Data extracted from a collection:
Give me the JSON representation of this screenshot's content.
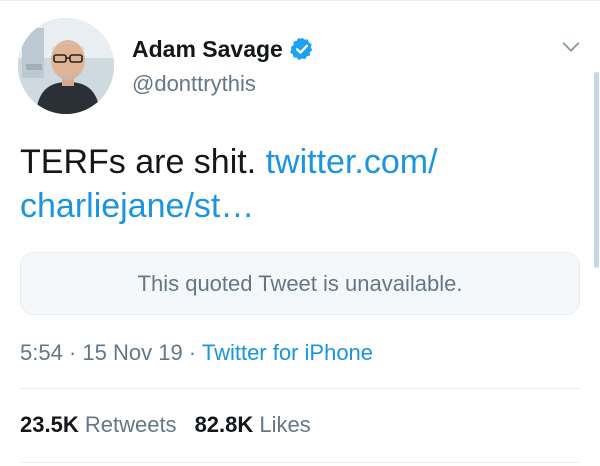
{
  "tweet": {
    "author": {
      "display_name": "Adam Savage",
      "handle": "@donttrythis",
      "verified_icon": "verified-badge-icon",
      "verified_color": "#1da1f2"
    },
    "text": {
      "plain": "TERFs are shit. ",
      "link_line1": "twitter.com/",
      "link_line2": "charliejane/st…"
    },
    "quoted_tweet": {
      "message": "This quoted Tweet is unavailable."
    },
    "meta": {
      "time": "5:54",
      "separator": " · ",
      "date": "15 Nov 19",
      "source": "Twitter for iPhone"
    },
    "stats": {
      "retweets_count": "23.5K",
      "retweets_label": "Retweets",
      "likes_count": "82.8K",
      "likes_label": "Likes"
    }
  },
  "colors": {
    "link": "#1b95e0",
    "secondary_text": "#657786",
    "primary_text": "#14171a"
  }
}
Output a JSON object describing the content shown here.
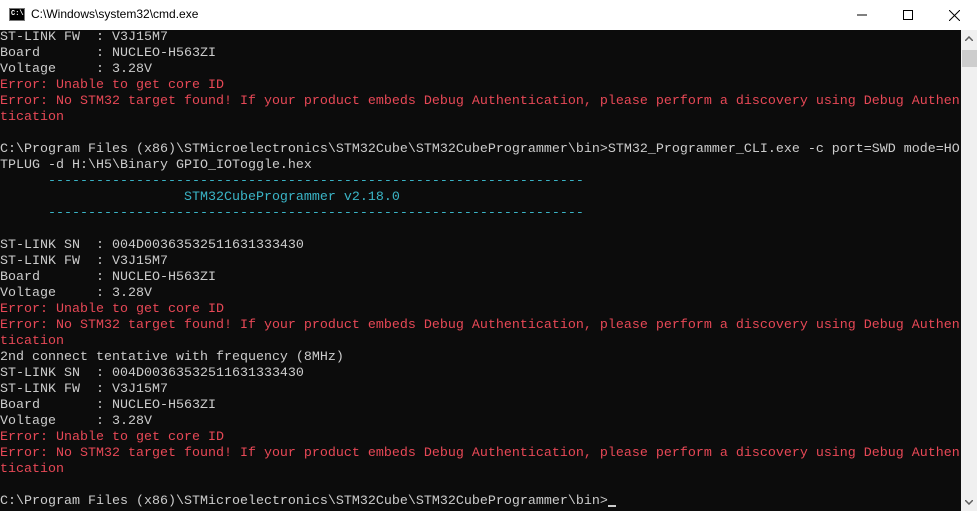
{
  "window": {
    "title": "C:\\Windows\\system32\\cmd.exe",
    "icon_text": "C:\\"
  },
  "console": {
    "lines": [
      {
        "text": "ST-LINK FW  : V3J15M7"
      },
      {
        "text": "Board       : NUCLEO-H563ZI"
      },
      {
        "text": "Voltage     : 3.28V"
      },
      {
        "text": "Error: Unable to get core ID"
      },
      {
        "text": "Error: No STM32 target found! If your product embeds Debug Authentication, please perform a discovery using Debug Authen"
      },
      {
        "text": "tication"
      },
      {
        "text": ""
      },
      {
        "text": "C:\\Program Files (x86)\\STMicroelectronics\\STM32Cube\\STM32CubeProgrammer\\bin>STM32_Programmer_CLI.exe -c port=SWD mode=HO"
      },
      {
        "text": "TPLUG -d H:\\H5\\Binary GPIO_IOToggle.hex"
      },
      {
        "text": "      -------------------------------------------------------------------"
      },
      {
        "text": "                       STM32CubeProgrammer v2.18.0"
      },
      {
        "text": "      -------------------------------------------------------------------"
      },
      {
        "text": ""
      },
      {
        "text": "ST-LINK SN  : 004D00363532511631333430"
      },
      {
        "text": "ST-LINK FW  : V3J15M7"
      },
      {
        "text": "Board       : NUCLEO-H563ZI"
      },
      {
        "text": "Voltage     : 3.28V"
      },
      {
        "text": "Error: Unable to get core ID"
      },
      {
        "text": "Error: No STM32 target found! If your product embeds Debug Authentication, please perform a discovery using Debug Authen"
      },
      {
        "text": "tication"
      },
      {
        "text": "2nd connect tentative with frequency (8MHz)"
      },
      {
        "text": "ST-LINK SN  : 004D00363532511631333430"
      },
      {
        "text": "ST-LINK FW  : V3J15M7"
      },
      {
        "text": "Board       : NUCLEO-H563ZI"
      },
      {
        "text": "Voltage     : 3.28V"
      },
      {
        "text": "Error: Unable to get core ID"
      },
      {
        "text": "Error: No STM32 target found! If your product embeds Debug Authentication, please perform a discovery using Debug Authen"
      },
      {
        "text": "tication"
      },
      {
        "text": ""
      },
      {
        "text": "C:\\Program Files (x86)\\STMicroelectronics\\STM32Cube\\STM32CubeProgrammer\\bin>"
      }
    ]
  },
  "colors": {
    "background": "#0c0c0c",
    "text": "#cccccc",
    "error": "#e74856",
    "banner": "#3ab4c6"
  }
}
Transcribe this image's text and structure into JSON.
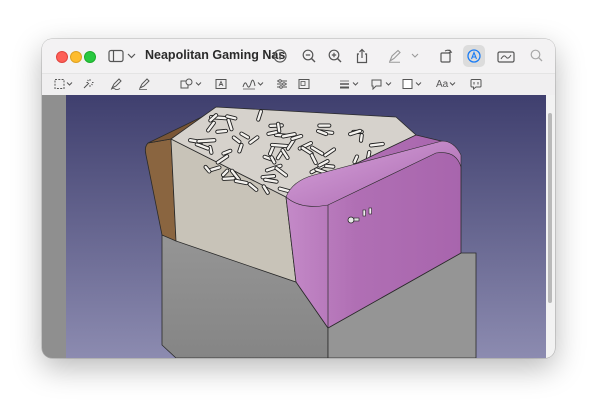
{
  "window": {
    "title": "Neapolitan Gaming Nas"
  },
  "toolbar": {
    "font_button_label": "Aa"
  },
  "colors": {
    "viewport_top": "#3f3f6e",
    "viewport_bottom": "#8c8bb0",
    "pink_panel": "#b06fb4",
    "brown_panel": "#8a6540",
    "cream_panel": "#c8c3b8",
    "grey_base": "#8d8d8d",
    "accent_blue": "#1a7cf5"
  }
}
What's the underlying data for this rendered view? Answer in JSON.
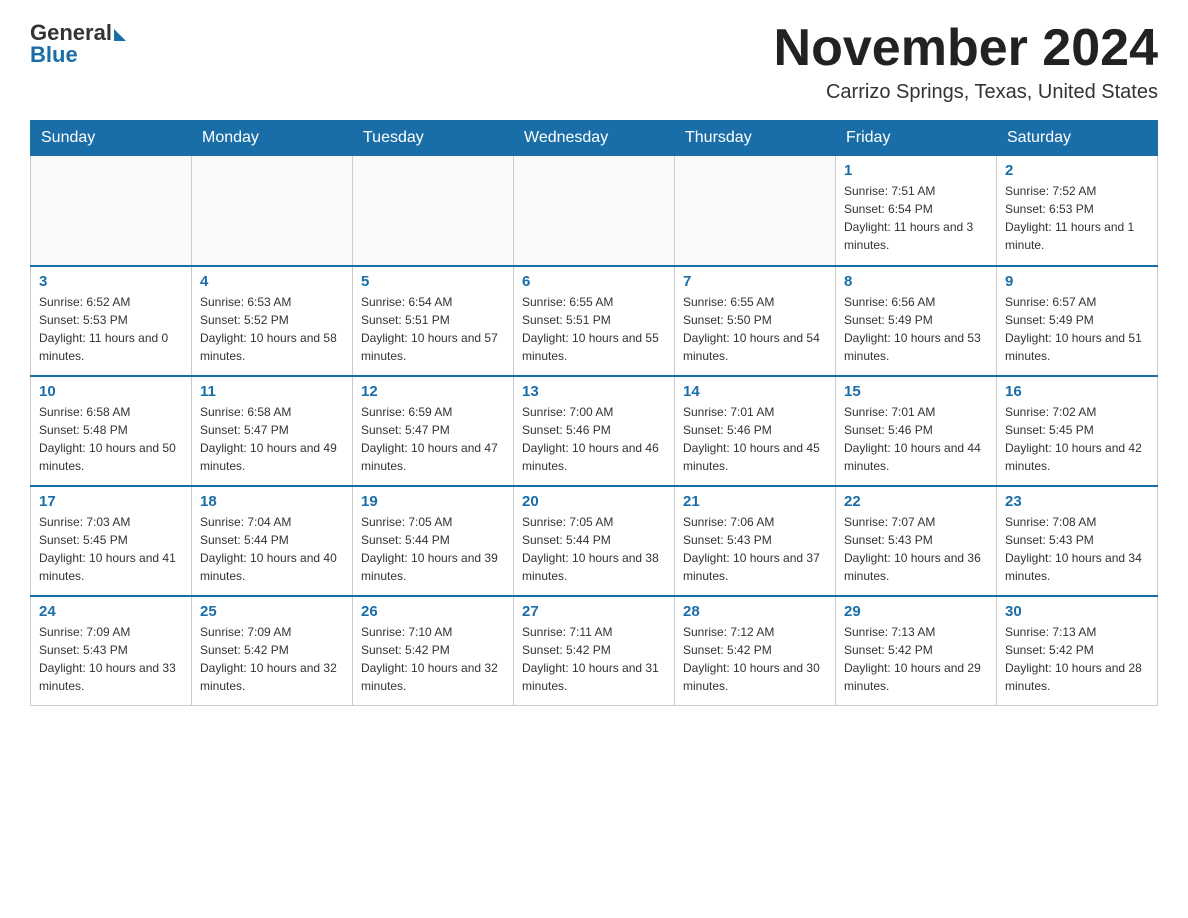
{
  "header": {
    "logo_general": "General",
    "logo_blue": "Blue",
    "month_title": "November 2024",
    "location": "Carrizo Springs, Texas, United States"
  },
  "weekdays": [
    "Sunday",
    "Monday",
    "Tuesday",
    "Wednesday",
    "Thursday",
    "Friday",
    "Saturday"
  ],
  "weeks": [
    [
      {
        "day": "",
        "info": ""
      },
      {
        "day": "",
        "info": ""
      },
      {
        "day": "",
        "info": ""
      },
      {
        "day": "",
        "info": ""
      },
      {
        "day": "",
        "info": ""
      },
      {
        "day": "1",
        "info": "Sunrise: 7:51 AM\nSunset: 6:54 PM\nDaylight: 11 hours and 3 minutes."
      },
      {
        "day": "2",
        "info": "Sunrise: 7:52 AM\nSunset: 6:53 PM\nDaylight: 11 hours and 1 minute."
      }
    ],
    [
      {
        "day": "3",
        "info": "Sunrise: 6:52 AM\nSunset: 5:53 PM\nDaylight: 11 hours and 0 minutes."
      },
      {
        "day": "4",
        "info": "Sunrise: 6:53 AM\nSunset: 5:52 PM\nDaylight: 10 hours and 58 minutes."
      },
      {
        "day": "5",
        "info": "Sunrise: 6:54 AM\nSunset: 5:51 PM\nDaylight: 10 hours and 57 minutes."
      },
      {
        "day": "6",
        "info": "Sunrise: 6:55 AM\nSunset: 5:51 PM\nDaylight: 10 hours and 55 minutes."
      },
      {
        "day": "7",
        "info": "Sunrise: 6:55 AM\nSunset: 5:50 PM\nDaylight: 10 hours and 54 minutes."
      },
      {
        "day": "8",
        "info": "Sunrise: 6:56 AM\nSunset: 5:49 PM\nDaylight: 10 hours and 53 minutes."
      },
      {
        "day": "9",
        "info": "Sunrise: 6:57 AM\nSunset: 5:49 PM\nDaylight: 10 hours and 51 minutes."
      }
    ],
    [
      {
        "day": "10",
        "info": "Sunrise: 6:58 AM\nSunset: 5:48 PM\nDaylight: 10 hours and 50 minutes."
      },
      {
        "day": "11",
        "info": "Sunrise: 6:58 AM\nSunset: 5:47 PM\nDaylight: 10 hours and 49 minutes."
      },
      {
        "day": "12",
        "info": "Sunrise: 6:59 AM\nSunset: 5:47 PM\nDaylight: 10 hours and 47 minutes."
      },
      {
        "day": "13",
        "info": "Sunrise: 7:00 AM\nSunset: 5:46 PM\nDaylight: 10 hours and 46 minutes."
      },
      {
        "day": "14",
        "info": "Sunrise: 7:01 AM\nSunset: 5:46 PM\nDaylight: 10 hours and 45 minutes."
      },
      {
        "day": "15",
        "info": "Sunrise: 7:01 AM\nSunset: 5:46 PM\nDaylight: 10 hours and 44 minutes."
      },
      {
        "day": "16",
        "info": "Sunrise: 7:02 AM\nSunset: 5:45 PM\nDaylight: 10 hours and 42 minutes."
      }
    ],
    [
      {
        "day": "17",
        "info": "Sunrise: 7:03 AM\nSunset: 5:45 PM\nDaylight: 10 hours and 41 minutes."
      },
      {
        "day": "18",
        "info": "Sunrise: 7:04 AM\nSunset: 5:44 PM\nDaylight: 10 hours and 40 minutes."
      },
      {
        "day": "19",
        "info": "Sunrise: 7:05 AM\nSunset: 5:44 PM\nDaylight: 10 hours and 39 minutes."
      },
      {
        "day": "20",
        "info": "Sunrise: 7:05 AM\nSunset: 5:44 PM\nDaylight: 10 hours and 38 minutes."
      },
      {
        "day": "21",
        "info": "Sunrise: 7:06 AM\nSunset: 5:43 PM\nDaylight: 10 hours and 37 minutes."
      },
      {
        "day": "22",
        "info": "Sunrise: 7:07 AM\nSunset: 5:43 PM\nDaylight: 10 hours and 36 minutes."
      },
      {
        "day": "23",
        "info": "Sunrise: 7:08 AM\nSunset: 5:43 PM\nDaylight: 10 hours and 34 minutes."
      }
    ],
    [
      {
        "day": "24",
        "info": "Sunrise: 7:09 AM\nSunset: 5:43 PM\nDaylight: 10 hours and 33 minutes."
      },
      {
        "day": "25",
        "info": "Sunrise: 7:09 AM\nSunset: 5:42 PM\nDaylight: 10 hours and 32 minutes."
      },
      {
        "day": "26",
        "info": "Sunrise: 7:10 AM\nSunset: 5:42 PM\nDaylight: 10 hours and 32 minutes."
      },
      {
        "day": "27",
        "info": "Sunrise: 7:11 AM\nSunset: 5:42 PM\nDaylight: 10 hours and 31 minutes."
      },
      {
        "day": "28",
        "info": "Sunrise: 7:12 AM\nSunset: 5:42 PM\nDaylight: 10 hours and 30 minutes."
      },
      {
        "day": "29",
        "info": "Sunrise: 7:13 AM\nSunset: 5:42 PM\nDaylight: 10 hours and 29 minutes."
      },
      {
        "day": "30",
        "info": "Sunrise: 7:13 AM\nSunset: 5:42 PM\nDaylight: 10 hours and 28 minutes."
      }
    ]
  ]
}
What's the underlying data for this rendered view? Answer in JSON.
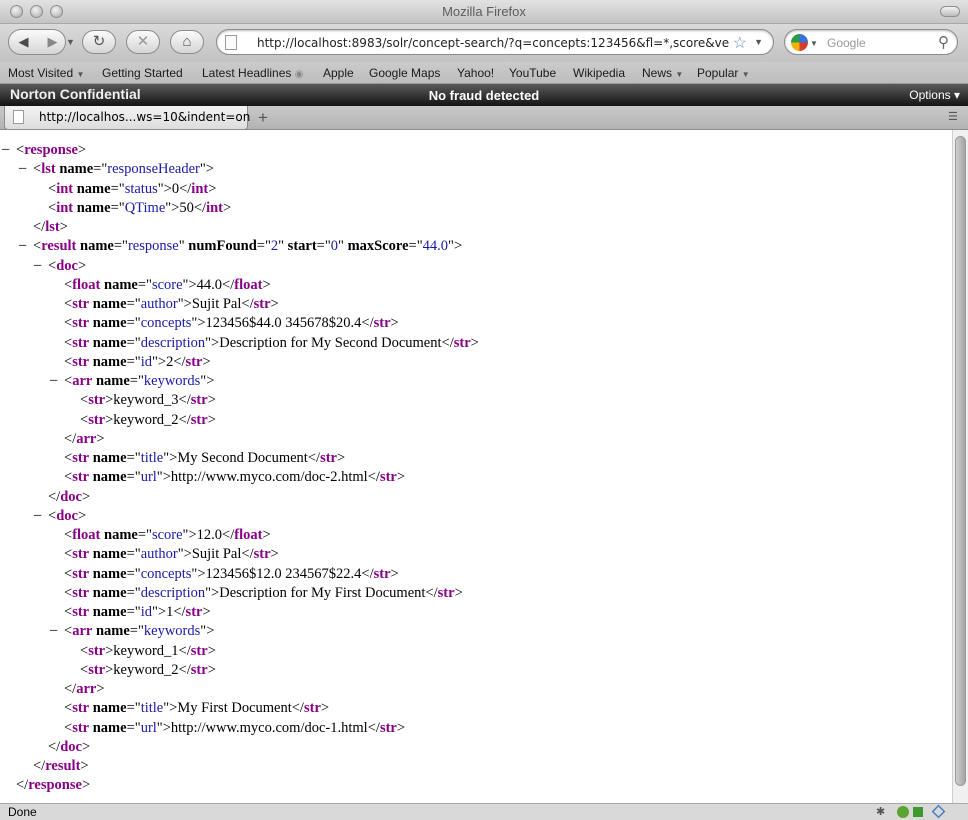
{
  "window": {
    "title": "Mozilla Firefox"
  },
  "navbar": {
    "url": "http://localhost:8983/solr/concept-search/?q=concepts:123456&fl=*,score&ve",
    "search_placeholder": "Google"
  },
  "bookmarks": [
    "Most Visited",
    "Getting Started",
    "Latest Headlines",
    "Apple",
    "Google Maps",
    "Yahoo!",
    "YouTube",
    "Wikipedia",
    "News",
    "Popular"
  ],
  "norton": {
    "logo": "Norton Confidential",
    "status": "No fraud detected",
    "options": "Options"
  },
  "tab": {
    "label": "http://localhos...ws=10&indent=on"
  },
  "status": {
    "text": "Done"
  },
  "xml": {
    "l1": [
      "response"
    ],
    "l2": [
      "lst",
      "name",
      "responseHeader"
    ],
    "l3": [
      "int",
      "name",
      "status",
      "0"
    ],
    "l4": [
      "int",
      "name",
      "QTime",
      "50"
    ],
    "l5": [
      "lst"
    ],
    "l6": [
      "result",
      "name",
      "response",
      "numFound",
      "2",
      "start",
      "0",
      "maxScore",
      "44.0"
    ],
    "l7": [
      "doc"
    ],
    "l8": [
      "float",
      "name",
      "score",
      "44.0"
    ],
    "l9": [
      "str",
      "name",
      "author",
      "Sujit Pal"
    ],
    "l10": [
      "str",
      "name",
      "concepts",
      "123456$44.0 345678$20.4"
    ],
    "l11": [
      "str",
      "name",
      "description",
      "Description for My Second Document"
    ],
    "l12": [
      "str",
      "name",
      "id",
      "2"
    ],
    "l13": [
      "arr",
      "name",
      "keywords"
    ],
    "l14": [
      "str",
      "keyword_3"
    ],
    "l15": [
      "str",
      "keyword_2"
    ],
    "l16": [
      "arr"
    ],
    "l17": [
      "str",
      "name",
      "title",
      "My Second Document"
    ],
    "l18": [
      "str",
      "name",
      "url",
      "http://www.myco.com/doc-2.html"
    ],
    "l19": [
      "doc"
    ],
    "l20": [
      "doc"
    ],
    "l21": [
      "float",
      "name",
      "score",
      "12.0"
    ],
    "l22": [
      "str",
      "name",
      "author",
      "Sujit Pal"
    ],
    "l23": [
      "str",
      "name",
      "concepts",
      "123456$12.0 234567$22.4"
    ],
    "l24": [
      "str",
      "name",
      "description",
      "Description for My First Document"
    ],
    "l25": [
      "str",
      "name",
      "id",
      "1"
    ],
    "l26": [
      "arr",
      "name",
      "keywords"
    ],
    "l27": [
      "str",
      "keyword_1"
    ],
    "l28": [
      "str",
      "keyword_2"
    ],
    "l29": [
      "arr"
    ],
    "l30": [
      "str",
      "name",
      "title",
      "My First Document"
    ],
    "l31": [
      "str",
      "name",
      "url",
      "http://www.myco.com/doc-1.html"
    ],
    "l32": [
      "doc"
    ],
    "l33": [
      "result"
    ],
    "l34": [
      "response"
    ]
  }
}
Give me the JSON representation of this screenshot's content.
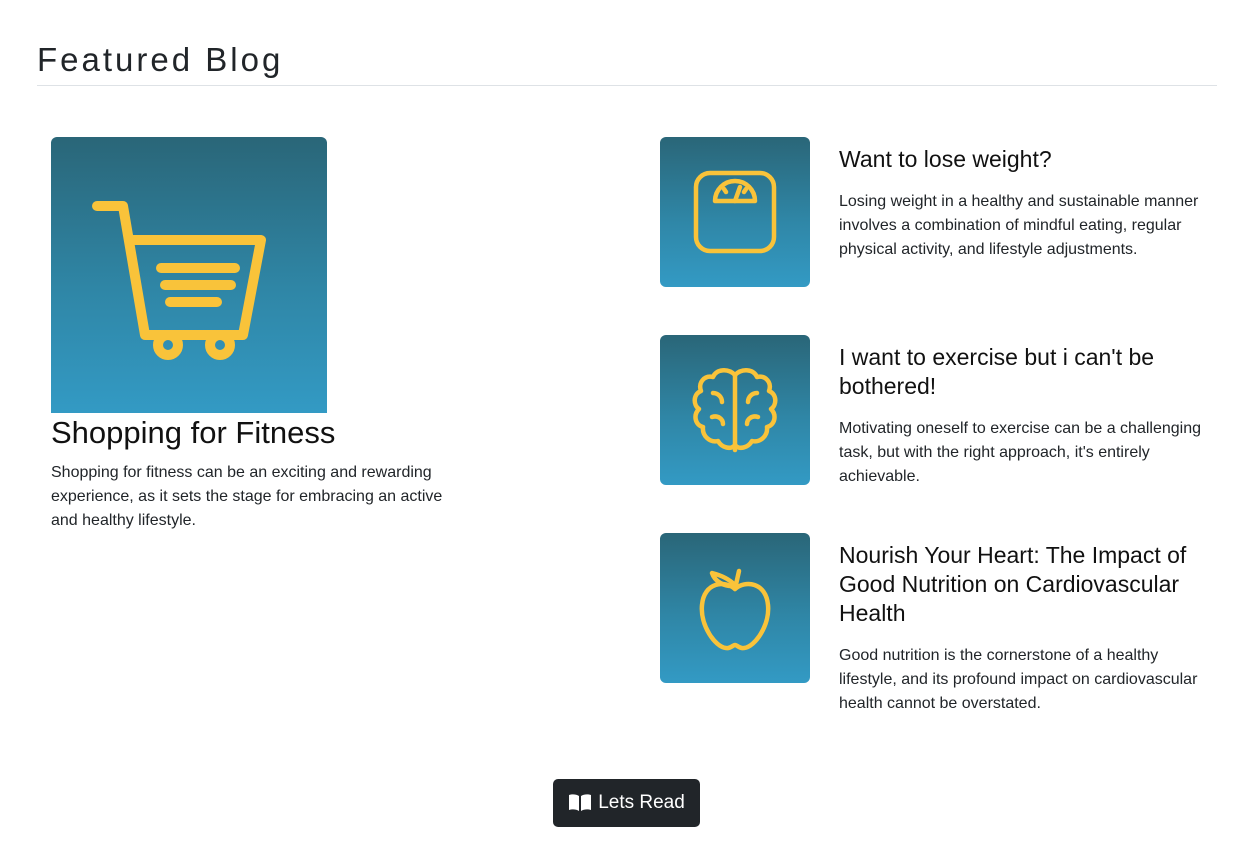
{
  "section": {
    "title": "Featured Blog"
  },
  "featured": {
    "icon": "shopping-cart-icon",
    "heading": "Shopping for Fitness",
    "text": "Shopping for fitness can be an exciting and rewarding experience, as it sets the stage for embracing an active and healthy lifestyle."
  },
  "posts": [
    {
      "icon": "scale-icon",
      "heading": "Want to lose weight?",
      "text": "Losing weight in a healthy and sustainable manner involves a combination of mindful eating, regular physical activity, and lifestyle adjustments."
    },
    {
      "icon": "brain-icon",
      "heading": "I want to exercise but i can't be bothered!",
      "text": "Motivating oneself to exercise can be a challenging task, but with the right approach, it's entirely achievable."
    },
    {
      "icon": "apple-icon",
      "heading": "Nourish Your Heart: The Impact of Good Nutrition on Cardiovascular Health",
      "text": "Good nutrition is the cornerstone of a healthy lifestyle, and its profound impact on cardiovascular health cannot be overstated."
    }
  ],
  "button": {
    "icon": "book-open-icon",
    "label": "Lets Read"
  },
  "colors": {
    "icon_accent": "#f9c33a",
    "thumb_top": "#2a6678",
    "thumb_bottom": "#339ac4",
    "button_bg": "#212529"
  }
}
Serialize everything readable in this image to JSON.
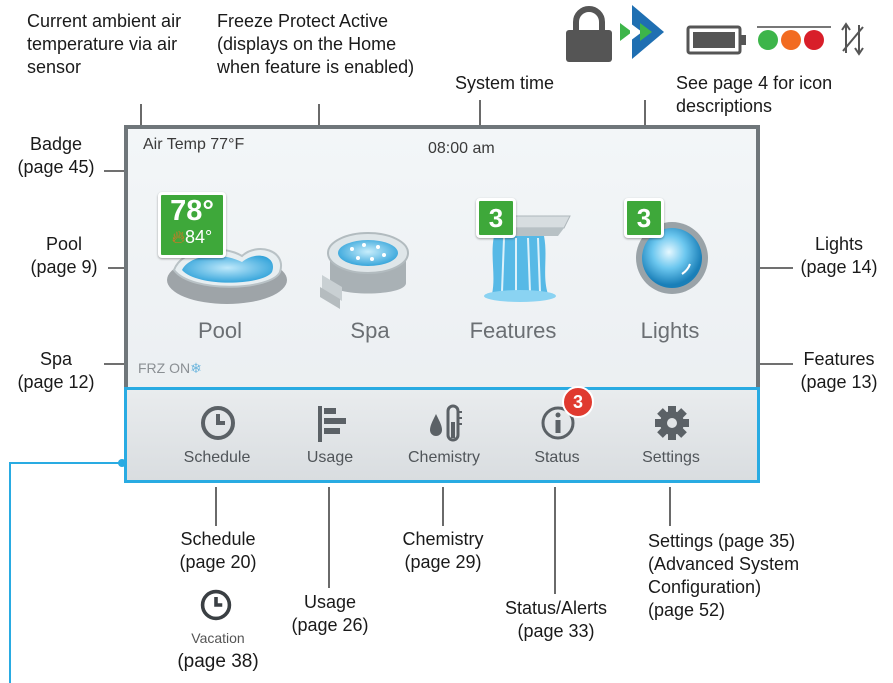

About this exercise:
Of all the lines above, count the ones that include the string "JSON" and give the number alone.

Exercise response:
7